Assignment - Could you retype all of the records exactly, leaving out every picture?
(Records Opens)
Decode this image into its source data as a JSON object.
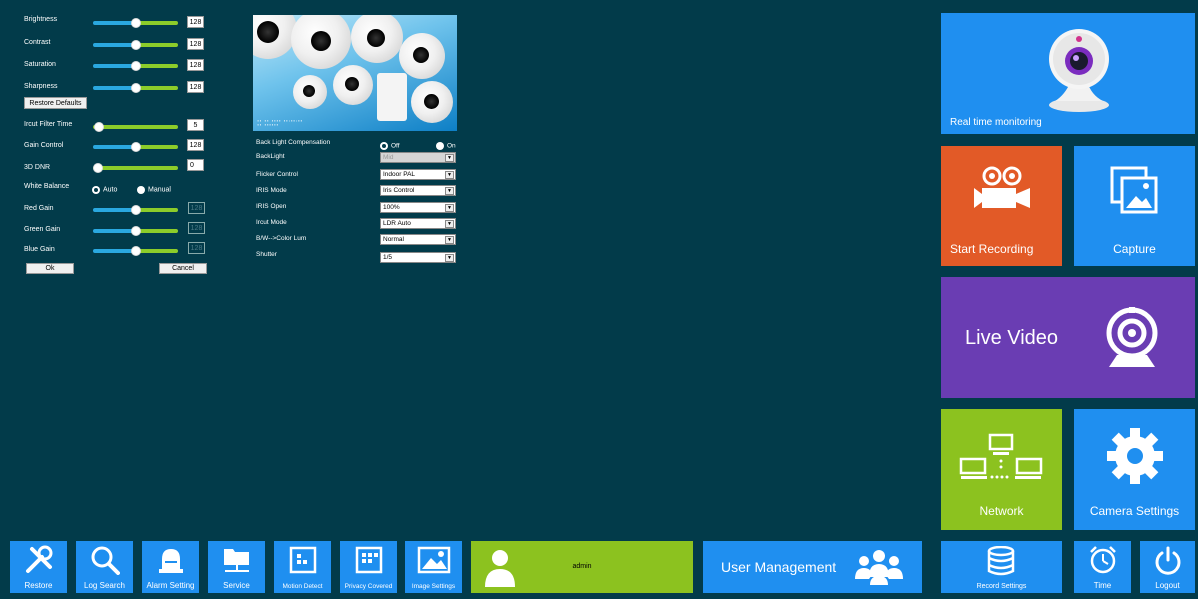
{
  "image_settings": {
    "brightness": {
      "label": "Brightness",
      "value": "128",
      "level": 0.5
    },
    "contrast": {
      "label": "Contrast",
      "value": "128",
      "level": 0.5
    },
    "saturation": {
      "label": "Saturation",
      "value": "128",
      "level": 0.5
    },
    "sharpness": {
      "label": "Sharpness",
      "value": "128",
      "level": 0.5
    },
    "restore_defaults": "Restore Defaults",
    "ircut_filter_time": {
      "label": "Ircut Filter Time",
      "value": "5",
      "level": 0.05
    },
    "gain_control": {
      "label": "Gain Control",
      "value": "128",
      "level": 0.5
    },
    "dnr": {
      "label": "3D DNR",
      "value": "0",
      "level": 0.02
    },
    "white_balance": {
      "label": "White Balance",
      "auto": "Auto",
      "manual": "Manual",
      "selected": "Auto"
    },
    "red_gain": {
      "label": "Red Gain",
      "value": "128",
      "level": 0.5
    },
    "green_gain": {
      "label": "Green Gain",
      "value": "128",
      "level": 0.5
    },
    "blue_gain": {
      "label": "Blue Gain",
      "value": "128",
      "level": 0.5
    },
    "ok": "Ok",
    "cancel": "Cancel"
  },
  "camera_settings": {
    "blc": {
      "label": "Back Light Compensation",
      "off": "Off",
      "on": "On",
      "selected": "Off"
    },
    "backlight": {
      "label": "BackLight",
      "value": "Mid"
    },
    "flicker": {
      "label": "Flicker Control",
      "value": "Indoor PAL"
    },
    "iris_mode": {
      "label": "IRIS Mode",
      "value": "Iris Control"
    },
    "iris_open": {
      "label": "IRIS Open",
      "value": "100%"
    },
    "ircut_mode": {
      "label": "Ircut Mode",
      "value": "LDR Auto"
    },
    "bw_color": {
      "label": "B/W-->Color Lum",
      "value": "Normal"
    },
    "shutter": {
      "label": "Shutter",
      "value": "1/5"
    }
  },
  "tiles": {
    "real_time": "Real time monitoring",
    "start_recording": "Start Recording",
    "capture": "Capture",
    "live_video": "Live Video",
    "network": "Network",
    "camera_settings": "Camera Settings"
  },
  "bottom": {
    "restore": "Restore",
    "log_search": "Log Search",
    "alarm_setting": "Alarm Setting",
    "service": "Service",
    "motion_detect": "Motion Detect",
    "privacy_covered": "Privacy Covered",
    "image_settings": "Image Settings",
    "user": "admin",
    "user_management": "User Management",
    "record_settings": "Record Settings",
    "time": "Time",
    "logout": "Logout"
  },
  "colors": {
    "background": "#023b4a",
    "blue": "#1f8ff0",
    "orange": "#e25a27",
    "purple": "#6a3db3",
    "green": "#8cc21f"
  }
}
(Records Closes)
Expected answer -
Decode this image into its source data as a JSON object.
{
  "image_settings": {
    "brightness": {
      "label": "Brightness",
      "value": "128",
      "level": 0.5
    },
    "contrast": {
      "label": "Contrast",
      "value": "128",
      "level": 0.5
    },
    "saturation": {
      "label": "Saturation",
      "value": "128",
      "level": 0.5
    },
    "sharpness": {
      "label": "Sharpness",
      "value": "128",
      "level": 0.5
    },
    "restore_defaults": "Restore Defaults",
    "ircut_filter_time": {
      "label": "Ircut Filter Time",
      "value": "5",
      "level": 0.05
    },
    "gain_control": {
      "label": "Gain Control",
      "value": "128",
      "level": 0.5
    },
    "dnr": {
      "label": "3D DNR",
      "value": "0",
      "level": 0.02
    },
    "white_balance": {
      "label": "White Balance",
      "auto": "Auto",
      "manual": "Manual",
      "selected": "Auto"
    },
    "red_gain": {
      "label": "Red Gain",
      "value": "128",
      "level": 0.5
    },
    "green_gain": {
      "label": "Green Gain",
      "value": "128",
      "level": 0.5
    },
    "blue_gain": {
      "label": "Blue Gain",
      "value": "128",
      "level": 0.5
    },
    "ok": "Ok",
    "cancel": "Cancel"
  },
  "camera_settings": {
    "blc": {
      "label": "Back Light Compensation",
      "off": "Off",
      "on": "On",
      "selected": "Off"
    },
    "backlight": {
      "label": "BackLight",
      "value": "Mid"
    },
    "flicker": {
      "label": "Flicker Control",
      "value": "Indoor PAL"
    },
    "iris_mode": {
      "label": "IRIS Mode",
      "value": "Iris Control"
    },
    "iris_open": {
      "label": "IRIS Open",
      "value": "100%"
    },
    "ircut_mode": {
      "label": "Ircut Mode",
      "value": "LDR Auto"
    },
    "bw_color": {
      "label": "B/W-->Color Lum",
      "value": "Normal"
    },
    "shutter": {
      "label": "Shutter",
      "value": "1/5"
    }
  },
  "tiles": {
    "real_time": "Real time monitoring",
    "start_recording": "Start Recording",
    "capture": "Capture",
    "live_video": "Live Video",
    "network": "Network",
    "camera_settings": "Camera Settings"
  },
  "bottom": {
    "restore": "Restore",
    "log_search": "Log Search",
    "alarm_setting": "Alarm Setting",
    "service": "Service",
    "motion_detect": "Motion Detect",
    "privacy_covered": "Privacy Covered",
    "image_settings": "Image Settings",
    "user": "admin",
    "user_management": "User Management",
    "record_settings": "Record Settings",
    "time": "Time",
    "logout": "Logout"
  },
  "colors": {
    "background": "#023b4a",
    "blue": "#1f8ff0",
    "orange": "#e25a27",
    "purple": "#6a3db3",
    "green": "#8cc21f"
  }
}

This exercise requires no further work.